### WHAT YOU NEED TO DO
Show every line below where "JSON" appears.

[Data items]
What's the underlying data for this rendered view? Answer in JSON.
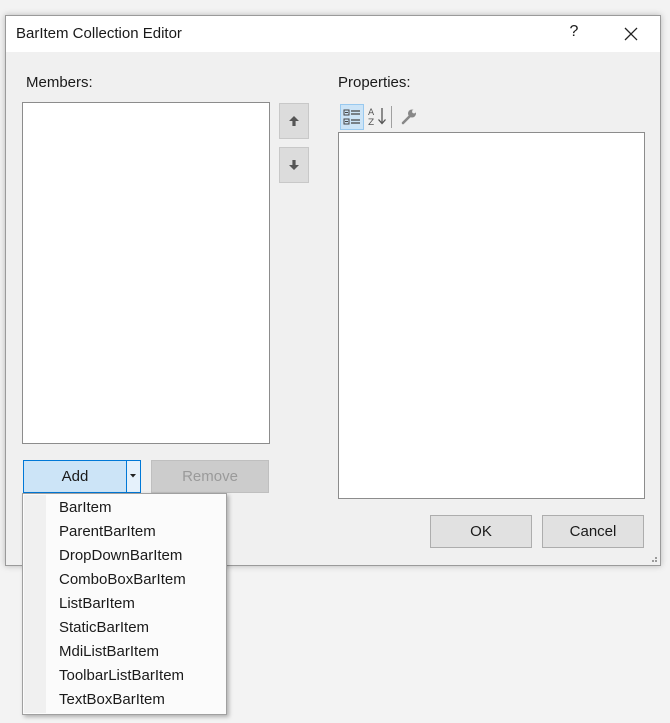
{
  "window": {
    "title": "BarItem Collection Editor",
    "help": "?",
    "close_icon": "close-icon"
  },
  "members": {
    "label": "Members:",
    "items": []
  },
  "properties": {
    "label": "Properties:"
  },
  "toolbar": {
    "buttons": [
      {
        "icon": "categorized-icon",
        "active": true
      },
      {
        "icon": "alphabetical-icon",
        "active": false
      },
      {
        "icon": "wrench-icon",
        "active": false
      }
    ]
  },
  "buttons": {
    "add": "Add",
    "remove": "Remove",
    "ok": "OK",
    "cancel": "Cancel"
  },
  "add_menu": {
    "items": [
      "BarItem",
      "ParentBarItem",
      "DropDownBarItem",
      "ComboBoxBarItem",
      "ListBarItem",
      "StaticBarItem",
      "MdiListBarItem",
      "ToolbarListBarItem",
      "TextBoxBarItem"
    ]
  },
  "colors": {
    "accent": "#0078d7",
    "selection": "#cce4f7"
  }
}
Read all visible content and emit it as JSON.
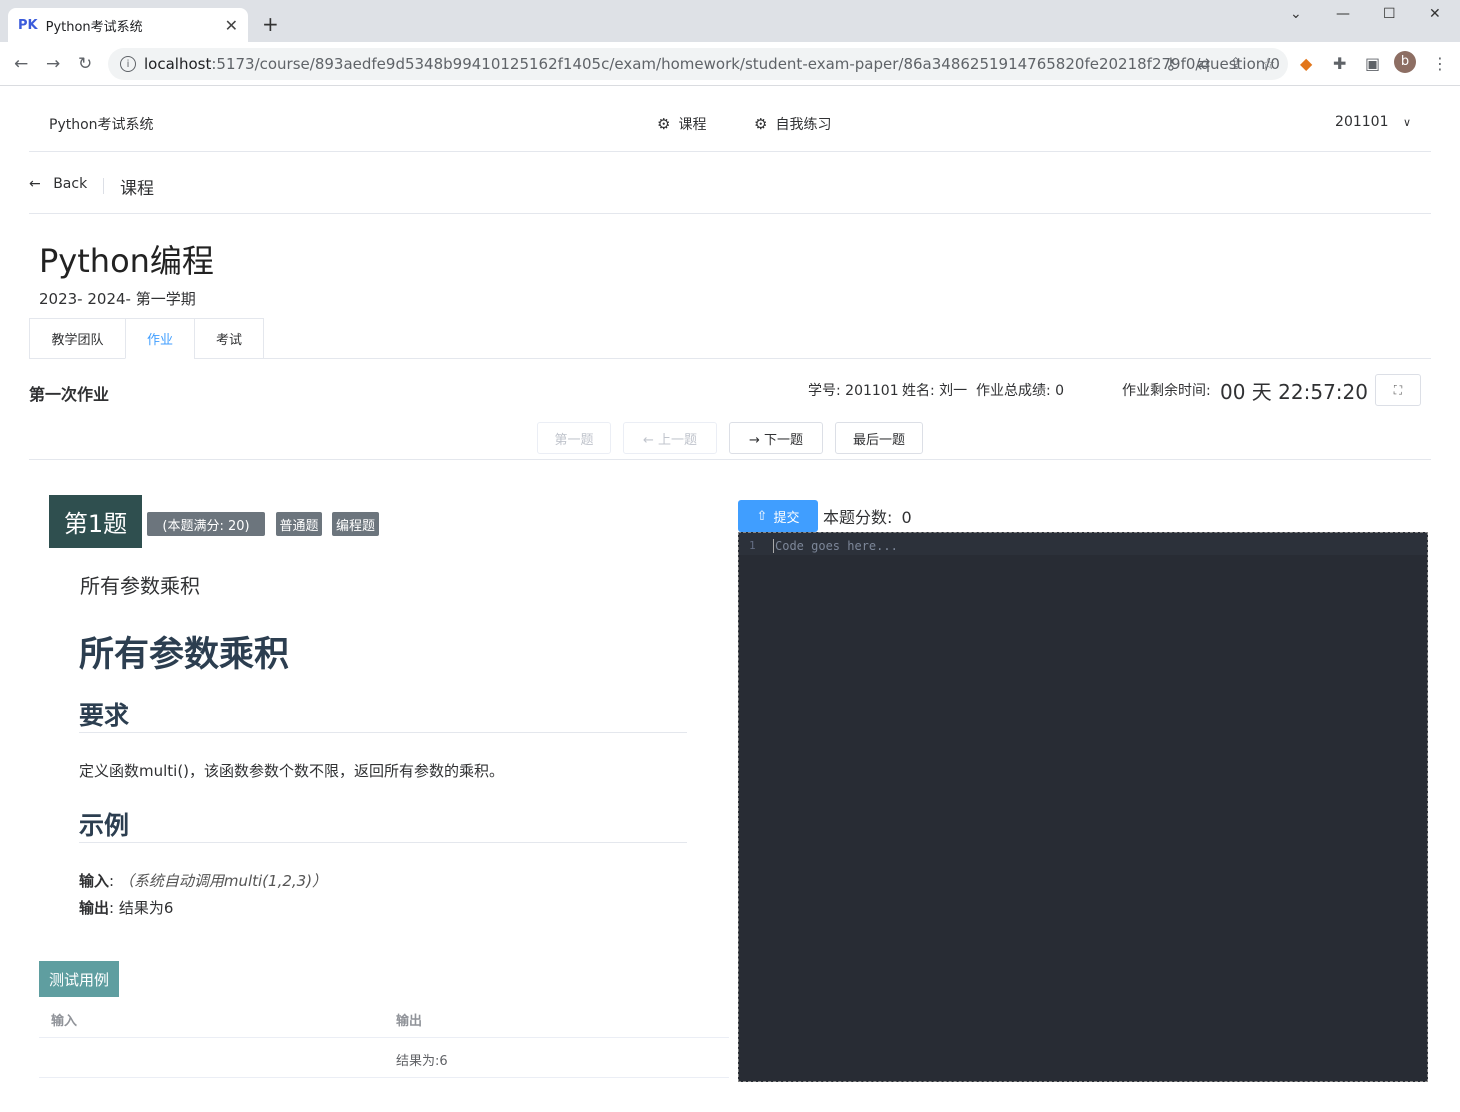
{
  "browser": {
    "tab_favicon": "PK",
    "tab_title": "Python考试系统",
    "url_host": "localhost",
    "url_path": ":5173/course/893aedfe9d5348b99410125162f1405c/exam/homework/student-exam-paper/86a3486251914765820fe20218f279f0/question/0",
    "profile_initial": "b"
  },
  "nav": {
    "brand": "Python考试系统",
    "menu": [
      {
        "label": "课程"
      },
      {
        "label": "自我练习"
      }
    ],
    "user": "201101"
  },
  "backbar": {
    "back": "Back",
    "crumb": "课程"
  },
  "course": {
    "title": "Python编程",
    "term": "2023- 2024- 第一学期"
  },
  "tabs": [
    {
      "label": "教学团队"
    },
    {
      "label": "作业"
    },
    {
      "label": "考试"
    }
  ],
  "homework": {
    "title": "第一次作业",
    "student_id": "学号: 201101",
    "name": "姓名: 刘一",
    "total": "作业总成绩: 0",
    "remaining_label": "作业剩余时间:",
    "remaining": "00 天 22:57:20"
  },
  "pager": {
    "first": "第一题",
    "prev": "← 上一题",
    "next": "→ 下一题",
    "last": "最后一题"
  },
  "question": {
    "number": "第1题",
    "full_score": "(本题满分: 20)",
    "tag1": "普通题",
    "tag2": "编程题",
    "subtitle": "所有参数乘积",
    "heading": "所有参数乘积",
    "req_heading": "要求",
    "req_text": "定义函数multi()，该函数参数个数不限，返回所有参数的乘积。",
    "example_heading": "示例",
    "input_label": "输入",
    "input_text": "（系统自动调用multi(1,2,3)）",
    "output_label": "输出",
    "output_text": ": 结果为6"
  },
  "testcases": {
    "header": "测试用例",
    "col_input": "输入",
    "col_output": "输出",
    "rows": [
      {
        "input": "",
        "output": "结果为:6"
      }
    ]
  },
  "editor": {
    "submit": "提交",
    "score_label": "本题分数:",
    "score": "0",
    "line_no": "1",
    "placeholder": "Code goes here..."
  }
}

### REPLY
What's the underlying data for this rendered view? Answer in JSON.
Read all visible content and emit it as JSON.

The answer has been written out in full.